Douglas Gellatly was brought up on a farm in the Wimmera district of Victoria, Australia. During the course of his life he has experienced working as a farmer, medical research institute field station manager, funeral director, travel consultant and cafe proprietor.
He now lives in central Victoria with his partner, Jon, where they operate a small food preserving business and importing business, with a retail shop in the business district of Clunes, Australia's (and the southern hemisphere's) only International Booktown.
After a life-time of living life, Douglas took up writing in his late sixties and has now completed three novels, "Lake Brambruck", "Golton Island" and "Corker's Creek". All are set in the Wimmera district of Victoria, Australia.

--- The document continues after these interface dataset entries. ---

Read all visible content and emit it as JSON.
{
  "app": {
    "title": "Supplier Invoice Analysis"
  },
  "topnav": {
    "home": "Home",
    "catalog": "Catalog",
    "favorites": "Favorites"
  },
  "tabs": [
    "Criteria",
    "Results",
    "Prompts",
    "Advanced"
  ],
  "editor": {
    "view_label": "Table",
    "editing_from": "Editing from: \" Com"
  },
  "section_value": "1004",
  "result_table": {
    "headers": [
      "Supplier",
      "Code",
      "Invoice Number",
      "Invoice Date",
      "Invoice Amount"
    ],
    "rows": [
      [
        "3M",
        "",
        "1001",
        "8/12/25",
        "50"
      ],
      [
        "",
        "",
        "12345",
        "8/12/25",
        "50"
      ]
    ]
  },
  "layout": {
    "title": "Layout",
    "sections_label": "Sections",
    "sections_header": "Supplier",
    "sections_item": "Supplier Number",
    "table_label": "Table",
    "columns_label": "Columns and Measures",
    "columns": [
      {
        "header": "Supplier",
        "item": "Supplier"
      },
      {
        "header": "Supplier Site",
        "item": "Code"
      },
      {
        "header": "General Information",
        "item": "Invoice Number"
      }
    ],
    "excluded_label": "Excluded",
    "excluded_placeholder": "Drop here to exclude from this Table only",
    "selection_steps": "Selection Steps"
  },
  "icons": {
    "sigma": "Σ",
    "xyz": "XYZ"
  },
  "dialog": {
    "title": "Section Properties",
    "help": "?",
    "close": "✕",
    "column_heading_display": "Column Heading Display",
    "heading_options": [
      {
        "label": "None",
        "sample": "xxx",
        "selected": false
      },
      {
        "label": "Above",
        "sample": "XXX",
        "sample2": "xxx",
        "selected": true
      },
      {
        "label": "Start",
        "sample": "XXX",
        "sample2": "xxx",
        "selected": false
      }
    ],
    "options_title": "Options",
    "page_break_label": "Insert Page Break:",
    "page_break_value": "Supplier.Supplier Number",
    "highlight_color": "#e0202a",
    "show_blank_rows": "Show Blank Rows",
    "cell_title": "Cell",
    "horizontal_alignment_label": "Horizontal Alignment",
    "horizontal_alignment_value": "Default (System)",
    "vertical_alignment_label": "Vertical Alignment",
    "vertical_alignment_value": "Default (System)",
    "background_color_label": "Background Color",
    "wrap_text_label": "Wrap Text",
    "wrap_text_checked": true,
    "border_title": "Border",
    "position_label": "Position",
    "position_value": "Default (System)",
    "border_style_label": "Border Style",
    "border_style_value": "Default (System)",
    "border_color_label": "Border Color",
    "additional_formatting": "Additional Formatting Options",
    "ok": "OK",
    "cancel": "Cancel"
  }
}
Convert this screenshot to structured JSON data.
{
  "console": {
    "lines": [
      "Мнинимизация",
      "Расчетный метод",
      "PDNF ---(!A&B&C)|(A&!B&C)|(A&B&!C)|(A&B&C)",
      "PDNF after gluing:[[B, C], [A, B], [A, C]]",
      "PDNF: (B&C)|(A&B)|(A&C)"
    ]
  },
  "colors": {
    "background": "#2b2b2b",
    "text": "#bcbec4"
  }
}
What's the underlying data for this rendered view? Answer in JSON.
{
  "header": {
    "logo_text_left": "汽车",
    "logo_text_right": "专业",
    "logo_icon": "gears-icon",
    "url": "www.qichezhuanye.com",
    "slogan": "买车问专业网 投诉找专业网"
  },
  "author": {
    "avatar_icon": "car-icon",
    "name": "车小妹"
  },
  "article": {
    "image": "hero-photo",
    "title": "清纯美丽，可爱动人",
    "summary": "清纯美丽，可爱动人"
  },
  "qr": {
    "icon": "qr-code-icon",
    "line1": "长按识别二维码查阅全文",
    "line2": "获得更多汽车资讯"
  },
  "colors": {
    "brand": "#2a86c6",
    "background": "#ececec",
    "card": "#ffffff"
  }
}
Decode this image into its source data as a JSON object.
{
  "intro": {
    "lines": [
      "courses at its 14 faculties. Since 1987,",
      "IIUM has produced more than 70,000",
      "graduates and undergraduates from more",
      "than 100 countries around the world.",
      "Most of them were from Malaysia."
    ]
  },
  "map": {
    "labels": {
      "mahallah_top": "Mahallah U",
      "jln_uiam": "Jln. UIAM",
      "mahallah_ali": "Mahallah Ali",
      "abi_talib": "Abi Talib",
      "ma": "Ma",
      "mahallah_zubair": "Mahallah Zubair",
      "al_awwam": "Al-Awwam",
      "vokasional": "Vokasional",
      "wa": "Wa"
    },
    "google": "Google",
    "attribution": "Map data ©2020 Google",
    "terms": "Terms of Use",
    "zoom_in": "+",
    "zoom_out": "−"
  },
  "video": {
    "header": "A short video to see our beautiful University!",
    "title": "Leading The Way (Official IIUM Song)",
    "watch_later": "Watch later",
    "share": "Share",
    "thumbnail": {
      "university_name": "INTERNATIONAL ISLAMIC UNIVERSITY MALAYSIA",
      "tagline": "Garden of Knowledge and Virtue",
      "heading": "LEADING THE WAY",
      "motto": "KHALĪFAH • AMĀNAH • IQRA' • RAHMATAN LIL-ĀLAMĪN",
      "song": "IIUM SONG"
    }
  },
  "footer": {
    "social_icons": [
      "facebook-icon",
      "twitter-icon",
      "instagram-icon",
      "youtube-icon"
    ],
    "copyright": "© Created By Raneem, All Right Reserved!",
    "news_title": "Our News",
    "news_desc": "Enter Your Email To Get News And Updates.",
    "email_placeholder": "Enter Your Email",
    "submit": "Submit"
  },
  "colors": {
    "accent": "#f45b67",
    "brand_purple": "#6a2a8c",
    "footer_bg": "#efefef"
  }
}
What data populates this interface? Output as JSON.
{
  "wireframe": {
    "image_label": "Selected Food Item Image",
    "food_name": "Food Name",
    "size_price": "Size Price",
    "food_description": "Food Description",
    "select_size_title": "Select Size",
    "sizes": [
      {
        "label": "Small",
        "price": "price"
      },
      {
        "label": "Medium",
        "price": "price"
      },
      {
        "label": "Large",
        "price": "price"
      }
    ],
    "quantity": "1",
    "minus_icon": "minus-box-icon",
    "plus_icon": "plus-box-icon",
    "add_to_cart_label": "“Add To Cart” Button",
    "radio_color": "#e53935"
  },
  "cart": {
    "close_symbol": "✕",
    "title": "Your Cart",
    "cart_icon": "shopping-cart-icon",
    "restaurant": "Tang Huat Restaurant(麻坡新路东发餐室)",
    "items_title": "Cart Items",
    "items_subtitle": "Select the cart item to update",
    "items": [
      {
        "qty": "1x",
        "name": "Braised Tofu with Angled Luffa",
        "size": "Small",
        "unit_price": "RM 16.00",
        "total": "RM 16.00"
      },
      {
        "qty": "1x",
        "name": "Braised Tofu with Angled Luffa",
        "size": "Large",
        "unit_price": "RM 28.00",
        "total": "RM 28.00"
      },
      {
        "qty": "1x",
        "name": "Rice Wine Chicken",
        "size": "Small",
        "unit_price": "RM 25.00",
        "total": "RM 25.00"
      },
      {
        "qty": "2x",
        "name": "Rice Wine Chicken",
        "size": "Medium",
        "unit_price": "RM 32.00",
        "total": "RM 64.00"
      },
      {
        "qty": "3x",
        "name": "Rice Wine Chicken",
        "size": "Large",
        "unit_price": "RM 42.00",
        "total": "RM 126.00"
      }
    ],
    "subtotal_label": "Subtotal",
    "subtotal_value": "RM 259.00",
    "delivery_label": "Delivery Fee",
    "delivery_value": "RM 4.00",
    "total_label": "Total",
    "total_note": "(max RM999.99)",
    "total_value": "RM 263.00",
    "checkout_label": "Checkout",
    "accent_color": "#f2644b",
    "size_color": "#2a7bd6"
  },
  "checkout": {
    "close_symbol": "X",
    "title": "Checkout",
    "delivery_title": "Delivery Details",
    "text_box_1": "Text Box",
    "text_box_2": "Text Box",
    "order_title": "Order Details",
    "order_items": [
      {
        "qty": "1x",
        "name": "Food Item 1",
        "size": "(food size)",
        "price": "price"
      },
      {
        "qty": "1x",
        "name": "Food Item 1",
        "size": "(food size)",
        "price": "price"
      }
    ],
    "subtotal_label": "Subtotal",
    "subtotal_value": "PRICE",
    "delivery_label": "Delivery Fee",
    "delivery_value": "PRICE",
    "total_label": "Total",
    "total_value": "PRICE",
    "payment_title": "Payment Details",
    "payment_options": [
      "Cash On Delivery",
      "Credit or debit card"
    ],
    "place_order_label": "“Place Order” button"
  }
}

His third novel, "Corker's Creek" completes "The Wimmera Trilogy".
He now regards his first novel, "Lake Brambruck", as his 'trial' novel and offers it for free as it contains a few typos. However, it is being revised before its inclusion in "The Wimmera Trilogy", a collection of all three stories.
"Mount Zero" is the boxed set of Douglas Gellatly's first three novels, and constitutes "The Wimmera Trilogy." It was released in January of 2015.
His aim is to write stories that entertain the reader, and he loves to hear back from readers.
on Nov. 27, 2015 :
A compelling and touching tale of ordinary lives, well led.
I started to read Mount Zero, a trilogy incorporating Douglas Gellatly’s three novels, expecting a classic Australiana story. To some extent, that is exactly what it is, a charming, well told, well written depiction of Australian rural life spread over three decades. However, it is so much more than that, serious yet amusing, insightful but light-hearted, and both erotic and tender. Annie Prouix meets Nevil Shute during an episode of Six Feet Under probably sums the novels up.
The author has a rare skill in describing everyday events in evocative detail and in so doing transporting the reader to the experience. I was particularly taken with the way that the daily experiences of the main characters were interwoven with historical detail and social commentary. Mount Zero is a great read in itself; however I also think that if certain Australian politicians were to read the book the whole ongoing debate about gay marriage in Australia would finally and thankfully be laid to rest.
(reviewed 42 days after purchase)